TASK GOAL >> If a line in the records contains the string "development", show that line.

MATERIAL SUPPLIED >>

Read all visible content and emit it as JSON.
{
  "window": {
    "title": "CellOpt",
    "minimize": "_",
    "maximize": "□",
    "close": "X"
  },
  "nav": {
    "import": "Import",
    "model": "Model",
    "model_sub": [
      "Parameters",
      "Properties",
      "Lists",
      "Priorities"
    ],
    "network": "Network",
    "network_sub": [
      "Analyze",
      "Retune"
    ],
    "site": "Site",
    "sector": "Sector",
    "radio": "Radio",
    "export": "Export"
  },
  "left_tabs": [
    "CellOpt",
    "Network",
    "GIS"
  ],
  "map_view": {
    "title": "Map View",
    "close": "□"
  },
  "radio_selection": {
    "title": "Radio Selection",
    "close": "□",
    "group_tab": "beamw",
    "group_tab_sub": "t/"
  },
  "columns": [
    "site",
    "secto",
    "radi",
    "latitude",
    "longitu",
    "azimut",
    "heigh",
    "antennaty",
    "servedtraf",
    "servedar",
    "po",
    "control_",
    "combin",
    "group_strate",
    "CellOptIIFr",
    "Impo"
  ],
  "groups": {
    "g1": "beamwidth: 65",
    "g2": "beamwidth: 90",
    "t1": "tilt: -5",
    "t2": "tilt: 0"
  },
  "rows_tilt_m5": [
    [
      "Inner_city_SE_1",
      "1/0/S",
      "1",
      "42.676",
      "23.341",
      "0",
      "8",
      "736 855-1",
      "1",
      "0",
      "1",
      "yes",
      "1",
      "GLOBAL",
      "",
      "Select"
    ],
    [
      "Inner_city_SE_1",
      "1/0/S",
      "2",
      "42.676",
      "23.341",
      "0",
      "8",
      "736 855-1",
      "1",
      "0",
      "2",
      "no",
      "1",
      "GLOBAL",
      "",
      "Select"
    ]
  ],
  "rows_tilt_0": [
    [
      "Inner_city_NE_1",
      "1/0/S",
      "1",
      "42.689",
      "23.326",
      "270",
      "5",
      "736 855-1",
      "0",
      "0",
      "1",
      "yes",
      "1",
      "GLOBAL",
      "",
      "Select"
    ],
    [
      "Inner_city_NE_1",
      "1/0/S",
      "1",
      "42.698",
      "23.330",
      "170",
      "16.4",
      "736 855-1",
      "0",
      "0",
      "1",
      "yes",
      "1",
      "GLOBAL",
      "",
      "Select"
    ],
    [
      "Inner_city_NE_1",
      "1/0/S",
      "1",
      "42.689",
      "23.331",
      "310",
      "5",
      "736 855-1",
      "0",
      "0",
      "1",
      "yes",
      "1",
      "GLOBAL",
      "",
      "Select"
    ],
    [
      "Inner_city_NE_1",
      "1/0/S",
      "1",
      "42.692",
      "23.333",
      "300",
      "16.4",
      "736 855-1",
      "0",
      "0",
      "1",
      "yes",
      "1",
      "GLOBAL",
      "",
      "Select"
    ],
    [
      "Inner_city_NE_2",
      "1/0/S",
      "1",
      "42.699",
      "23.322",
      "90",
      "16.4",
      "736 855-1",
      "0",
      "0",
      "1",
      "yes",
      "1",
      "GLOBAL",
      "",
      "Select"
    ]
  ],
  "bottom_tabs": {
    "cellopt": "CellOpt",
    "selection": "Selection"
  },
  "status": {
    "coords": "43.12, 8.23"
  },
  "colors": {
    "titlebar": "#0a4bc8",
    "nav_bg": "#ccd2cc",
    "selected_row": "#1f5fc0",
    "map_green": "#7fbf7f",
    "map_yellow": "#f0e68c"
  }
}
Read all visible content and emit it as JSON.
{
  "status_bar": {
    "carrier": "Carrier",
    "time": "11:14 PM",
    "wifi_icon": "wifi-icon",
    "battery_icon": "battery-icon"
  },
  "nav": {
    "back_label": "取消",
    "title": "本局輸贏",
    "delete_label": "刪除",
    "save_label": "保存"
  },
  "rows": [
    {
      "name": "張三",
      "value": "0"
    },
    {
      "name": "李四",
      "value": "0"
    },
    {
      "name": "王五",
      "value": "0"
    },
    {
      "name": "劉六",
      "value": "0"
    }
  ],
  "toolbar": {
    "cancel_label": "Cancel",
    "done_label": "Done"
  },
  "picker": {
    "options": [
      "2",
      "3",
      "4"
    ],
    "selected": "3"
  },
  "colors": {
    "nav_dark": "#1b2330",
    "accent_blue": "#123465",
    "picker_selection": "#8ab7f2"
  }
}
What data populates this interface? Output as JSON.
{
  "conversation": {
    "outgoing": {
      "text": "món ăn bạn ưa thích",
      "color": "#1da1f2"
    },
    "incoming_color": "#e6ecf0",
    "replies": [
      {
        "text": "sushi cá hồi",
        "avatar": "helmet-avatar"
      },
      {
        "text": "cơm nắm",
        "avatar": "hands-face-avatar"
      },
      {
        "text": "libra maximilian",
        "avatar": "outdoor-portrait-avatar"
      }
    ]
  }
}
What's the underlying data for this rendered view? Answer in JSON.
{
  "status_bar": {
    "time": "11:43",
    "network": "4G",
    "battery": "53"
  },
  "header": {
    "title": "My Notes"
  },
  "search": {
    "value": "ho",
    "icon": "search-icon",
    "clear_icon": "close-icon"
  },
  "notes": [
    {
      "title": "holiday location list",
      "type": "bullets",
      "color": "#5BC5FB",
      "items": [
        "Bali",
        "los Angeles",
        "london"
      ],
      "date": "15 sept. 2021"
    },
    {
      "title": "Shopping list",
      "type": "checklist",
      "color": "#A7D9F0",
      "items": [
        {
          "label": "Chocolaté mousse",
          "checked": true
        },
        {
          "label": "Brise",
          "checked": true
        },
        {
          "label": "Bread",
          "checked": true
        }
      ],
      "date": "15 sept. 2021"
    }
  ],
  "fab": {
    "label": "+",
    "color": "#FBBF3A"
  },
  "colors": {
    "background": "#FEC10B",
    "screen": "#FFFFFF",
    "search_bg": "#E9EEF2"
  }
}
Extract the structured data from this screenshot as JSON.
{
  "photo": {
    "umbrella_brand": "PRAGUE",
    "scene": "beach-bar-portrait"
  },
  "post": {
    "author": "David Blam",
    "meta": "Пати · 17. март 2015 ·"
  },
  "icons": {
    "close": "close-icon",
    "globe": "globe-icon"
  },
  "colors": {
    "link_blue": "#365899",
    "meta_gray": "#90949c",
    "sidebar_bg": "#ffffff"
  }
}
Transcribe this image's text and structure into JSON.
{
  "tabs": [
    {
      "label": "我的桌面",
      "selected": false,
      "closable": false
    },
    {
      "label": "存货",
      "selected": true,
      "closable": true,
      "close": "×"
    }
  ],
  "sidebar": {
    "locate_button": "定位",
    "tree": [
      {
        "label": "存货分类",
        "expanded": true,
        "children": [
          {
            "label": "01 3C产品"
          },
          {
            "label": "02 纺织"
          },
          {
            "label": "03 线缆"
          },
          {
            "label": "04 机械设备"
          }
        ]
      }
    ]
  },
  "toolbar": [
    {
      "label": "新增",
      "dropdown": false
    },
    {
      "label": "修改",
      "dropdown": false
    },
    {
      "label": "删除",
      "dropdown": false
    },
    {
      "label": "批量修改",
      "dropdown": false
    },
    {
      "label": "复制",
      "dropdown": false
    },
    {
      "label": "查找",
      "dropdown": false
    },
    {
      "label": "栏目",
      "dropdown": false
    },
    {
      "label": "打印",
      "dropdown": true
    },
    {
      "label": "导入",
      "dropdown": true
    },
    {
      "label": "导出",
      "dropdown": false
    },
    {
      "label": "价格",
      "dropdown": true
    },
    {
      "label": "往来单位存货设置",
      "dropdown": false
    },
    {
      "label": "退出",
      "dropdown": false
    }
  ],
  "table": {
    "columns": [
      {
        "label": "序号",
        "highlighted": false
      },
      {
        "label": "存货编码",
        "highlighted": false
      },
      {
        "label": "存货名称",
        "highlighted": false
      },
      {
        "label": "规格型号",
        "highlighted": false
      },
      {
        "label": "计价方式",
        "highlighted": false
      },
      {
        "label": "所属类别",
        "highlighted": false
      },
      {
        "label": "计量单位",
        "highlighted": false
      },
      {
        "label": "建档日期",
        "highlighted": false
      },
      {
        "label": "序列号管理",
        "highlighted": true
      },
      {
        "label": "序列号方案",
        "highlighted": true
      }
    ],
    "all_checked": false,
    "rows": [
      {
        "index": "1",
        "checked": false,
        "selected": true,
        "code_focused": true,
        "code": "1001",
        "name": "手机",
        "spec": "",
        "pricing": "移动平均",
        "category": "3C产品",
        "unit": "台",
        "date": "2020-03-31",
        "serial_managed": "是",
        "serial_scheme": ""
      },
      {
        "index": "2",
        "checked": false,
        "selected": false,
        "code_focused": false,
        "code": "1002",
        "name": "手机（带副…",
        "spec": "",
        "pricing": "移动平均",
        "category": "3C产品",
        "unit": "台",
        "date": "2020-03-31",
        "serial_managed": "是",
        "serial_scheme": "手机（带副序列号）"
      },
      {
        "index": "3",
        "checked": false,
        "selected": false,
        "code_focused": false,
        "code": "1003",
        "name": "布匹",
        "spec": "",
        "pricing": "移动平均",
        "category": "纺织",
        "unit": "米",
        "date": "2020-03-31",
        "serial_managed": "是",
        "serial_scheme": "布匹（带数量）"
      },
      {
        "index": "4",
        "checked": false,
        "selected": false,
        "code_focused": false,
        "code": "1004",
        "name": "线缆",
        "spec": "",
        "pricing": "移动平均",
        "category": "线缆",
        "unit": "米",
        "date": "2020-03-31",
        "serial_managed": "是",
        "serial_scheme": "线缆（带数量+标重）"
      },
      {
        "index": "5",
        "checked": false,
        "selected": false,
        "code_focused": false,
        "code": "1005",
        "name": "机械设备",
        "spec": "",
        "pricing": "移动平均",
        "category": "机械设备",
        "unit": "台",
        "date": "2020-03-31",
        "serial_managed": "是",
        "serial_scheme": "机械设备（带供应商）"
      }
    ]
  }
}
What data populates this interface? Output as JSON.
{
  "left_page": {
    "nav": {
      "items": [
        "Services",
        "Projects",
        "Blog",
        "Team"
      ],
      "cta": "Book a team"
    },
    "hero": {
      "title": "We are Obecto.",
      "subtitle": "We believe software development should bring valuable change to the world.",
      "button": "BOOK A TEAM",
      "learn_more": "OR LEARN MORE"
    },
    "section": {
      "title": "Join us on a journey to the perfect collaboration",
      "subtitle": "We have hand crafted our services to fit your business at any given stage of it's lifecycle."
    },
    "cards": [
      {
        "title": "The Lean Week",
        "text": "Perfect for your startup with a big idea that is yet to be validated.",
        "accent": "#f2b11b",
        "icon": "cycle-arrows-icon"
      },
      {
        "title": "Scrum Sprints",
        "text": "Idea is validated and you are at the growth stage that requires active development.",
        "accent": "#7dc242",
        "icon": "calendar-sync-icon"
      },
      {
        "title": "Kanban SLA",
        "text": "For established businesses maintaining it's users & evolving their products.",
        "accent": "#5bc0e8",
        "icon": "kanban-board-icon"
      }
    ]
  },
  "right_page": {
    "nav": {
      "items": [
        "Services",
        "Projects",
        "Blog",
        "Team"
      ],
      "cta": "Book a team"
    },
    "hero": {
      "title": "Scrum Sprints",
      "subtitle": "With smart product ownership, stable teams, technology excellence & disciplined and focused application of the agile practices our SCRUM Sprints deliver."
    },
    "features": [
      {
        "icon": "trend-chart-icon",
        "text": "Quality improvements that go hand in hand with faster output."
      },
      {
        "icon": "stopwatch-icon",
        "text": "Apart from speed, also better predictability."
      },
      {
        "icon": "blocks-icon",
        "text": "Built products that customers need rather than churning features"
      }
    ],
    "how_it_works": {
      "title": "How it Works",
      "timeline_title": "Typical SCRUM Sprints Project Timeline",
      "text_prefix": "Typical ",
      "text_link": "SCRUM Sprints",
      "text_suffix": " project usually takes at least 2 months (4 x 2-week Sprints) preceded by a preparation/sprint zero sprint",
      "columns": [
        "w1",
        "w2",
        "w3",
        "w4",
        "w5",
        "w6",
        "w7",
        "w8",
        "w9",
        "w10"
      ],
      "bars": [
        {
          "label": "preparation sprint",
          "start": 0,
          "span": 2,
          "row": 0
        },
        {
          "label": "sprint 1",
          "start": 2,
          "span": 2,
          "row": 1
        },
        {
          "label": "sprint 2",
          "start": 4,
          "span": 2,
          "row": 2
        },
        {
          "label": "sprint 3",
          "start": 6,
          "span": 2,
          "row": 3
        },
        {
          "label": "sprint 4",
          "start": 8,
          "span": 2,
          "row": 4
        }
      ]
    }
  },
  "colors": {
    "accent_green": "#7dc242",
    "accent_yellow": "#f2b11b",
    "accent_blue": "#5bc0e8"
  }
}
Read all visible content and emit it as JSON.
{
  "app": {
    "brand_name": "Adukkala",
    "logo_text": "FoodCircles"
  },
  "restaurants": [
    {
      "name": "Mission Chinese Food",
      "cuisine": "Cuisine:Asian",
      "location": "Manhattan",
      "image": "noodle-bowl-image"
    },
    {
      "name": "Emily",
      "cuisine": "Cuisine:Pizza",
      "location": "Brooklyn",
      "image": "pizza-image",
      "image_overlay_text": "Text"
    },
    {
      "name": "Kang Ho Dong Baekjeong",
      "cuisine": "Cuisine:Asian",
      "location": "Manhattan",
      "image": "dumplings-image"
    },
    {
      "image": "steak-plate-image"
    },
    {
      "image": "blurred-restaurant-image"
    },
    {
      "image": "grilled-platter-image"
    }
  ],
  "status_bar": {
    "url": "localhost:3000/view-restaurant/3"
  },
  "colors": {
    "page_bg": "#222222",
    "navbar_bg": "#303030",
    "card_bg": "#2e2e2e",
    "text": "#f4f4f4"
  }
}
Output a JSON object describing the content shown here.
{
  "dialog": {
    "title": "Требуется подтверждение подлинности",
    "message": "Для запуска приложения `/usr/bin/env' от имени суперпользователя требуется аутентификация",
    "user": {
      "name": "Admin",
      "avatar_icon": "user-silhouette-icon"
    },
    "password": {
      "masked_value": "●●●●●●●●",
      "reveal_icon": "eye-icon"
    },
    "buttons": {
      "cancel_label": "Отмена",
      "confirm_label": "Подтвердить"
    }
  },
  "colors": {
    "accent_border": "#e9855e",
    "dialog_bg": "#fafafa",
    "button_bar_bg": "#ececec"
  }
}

TASK ANSWER >>
      "subtitle": "We believe software development should bring valuable change to the world.",
        "text": "Idea is validated and you are at the growth stage that requires active development.",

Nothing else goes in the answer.